Climate change, political upheaval, and digital disruption, all delivered simultaneously with the consequences of the pandemic, may provide an opening for effective risk management and the repurposing of responsibility to enhance reputation.
Even though corporate reputation is more vulnerable now than ever before, experts believe that risk management should become an integral part of an organisation’s leadership strategy.
The global re/insurance industry has a valuable opportunity to place risk management at the centre of organisational strategy to ensure a more fruitful long-term reputation.

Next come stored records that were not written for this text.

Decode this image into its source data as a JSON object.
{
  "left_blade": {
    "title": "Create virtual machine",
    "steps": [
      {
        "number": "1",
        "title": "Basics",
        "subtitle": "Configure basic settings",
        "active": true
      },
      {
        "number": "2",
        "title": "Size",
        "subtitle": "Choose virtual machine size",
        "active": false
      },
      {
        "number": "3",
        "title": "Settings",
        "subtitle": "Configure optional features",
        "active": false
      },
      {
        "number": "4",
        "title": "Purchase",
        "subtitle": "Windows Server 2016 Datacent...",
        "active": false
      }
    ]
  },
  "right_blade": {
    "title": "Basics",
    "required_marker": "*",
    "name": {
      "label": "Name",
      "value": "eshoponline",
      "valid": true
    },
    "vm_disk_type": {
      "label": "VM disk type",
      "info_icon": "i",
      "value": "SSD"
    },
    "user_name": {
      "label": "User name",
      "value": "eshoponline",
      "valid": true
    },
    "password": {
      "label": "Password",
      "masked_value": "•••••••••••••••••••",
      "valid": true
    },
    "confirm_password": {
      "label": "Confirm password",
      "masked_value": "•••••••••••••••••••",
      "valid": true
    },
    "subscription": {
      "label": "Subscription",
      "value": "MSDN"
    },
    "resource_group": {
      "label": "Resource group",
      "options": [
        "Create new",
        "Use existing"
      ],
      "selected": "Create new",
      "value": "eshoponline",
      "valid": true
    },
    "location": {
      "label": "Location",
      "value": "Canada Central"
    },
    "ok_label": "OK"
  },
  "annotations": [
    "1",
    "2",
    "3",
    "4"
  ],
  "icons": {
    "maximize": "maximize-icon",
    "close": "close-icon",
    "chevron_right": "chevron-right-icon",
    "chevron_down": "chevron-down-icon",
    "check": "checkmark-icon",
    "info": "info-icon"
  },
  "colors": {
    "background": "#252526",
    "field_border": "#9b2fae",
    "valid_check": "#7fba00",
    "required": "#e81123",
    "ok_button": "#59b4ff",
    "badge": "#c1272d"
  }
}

That was one of the main points from a panel discussion titled “Risk management: is it time to reset re/insurers’ corporate responsibilities?”. The discussion took place on Intelligent Insurer’s Re/insurance Lounge, an online platform where interviews and panel discussions are available on demand.
The event featured Penni Nelson, RIMS board director and assistant vice president, risk management at Hillwood, a Perot Company; Julia Graham, deputy CEO and technical director at Airmic; and Howard Kunreuther, co-director, Risk Management and Decision Processes Centre at the Wharton School, University of Pennsylvania.
“It is time for risk management to come to the party with company leadership and corporate communications.”
Julia Graham, Airmic
Nelson said that even though many organisations are battling reputational risks that will have an immense impact on long-term profitability, some are flourishing due to effective risk management.
“You always wanted a seat at the table, and now you have one. Risk managers are coming to the forefront and need to be more strategic. They need to play a more important role and work more diligently with company directors and shareholders,” Nelson said.
Graham noted that there is still a divide between the organisational risk team and communications team, and this can have an impact on levels of public trust. “It is time for risk management to come to the party with company leadership and corporate communications—and current global circumstances provide a valuable opportunity for that,” she said.
Kunreuther noted that organisations are faced with a major shift in thinking as they wrestle with circumstances that the world has never seen before—and that will have a direct impact on the way their reputation is perceived.
“Many organisations are reconsidering their operations and how they move forward. We can no longer think in terms of short-term events because catastrophic events such as those being seen around the globe today, were not previously considered.
“The current scenario presents an enormous challenge, but it is also a paradox. There are significant opportunities too,” he said.
“Risk management has an opportunity to educate the industry and create greater awareness.”
Penni Nelson, Hillwood
Nelson said that if the re/insurance industry does not pay attention, it will have a negative long-term reputational impact.
“However, the industry should not dismiss the opportunity to do something entrepreneurial—and working closely with risk management will provide this. Risk management has an opportunity to educate the industry and create greater awareness, although it will require some behavioural and bias changes,” she added.
The panel agreed on the importance of putting into action what has been said. Paying lip service and not carrying out the proper level of governance and purpose creates an unsustainable organisation.
Graham added that it is no longer about insincerely supporting concerns about reputation because organisations will face both internal and external scrutiny.
“It’s time to get the basics right. When it comes to the value of trust and reputation, the re/insurance industry cannot be left behind,” she concluded.
To view the full Re/insurance Lounge session click here
Image courtesy of Shutterstock / Ondrej Prosicky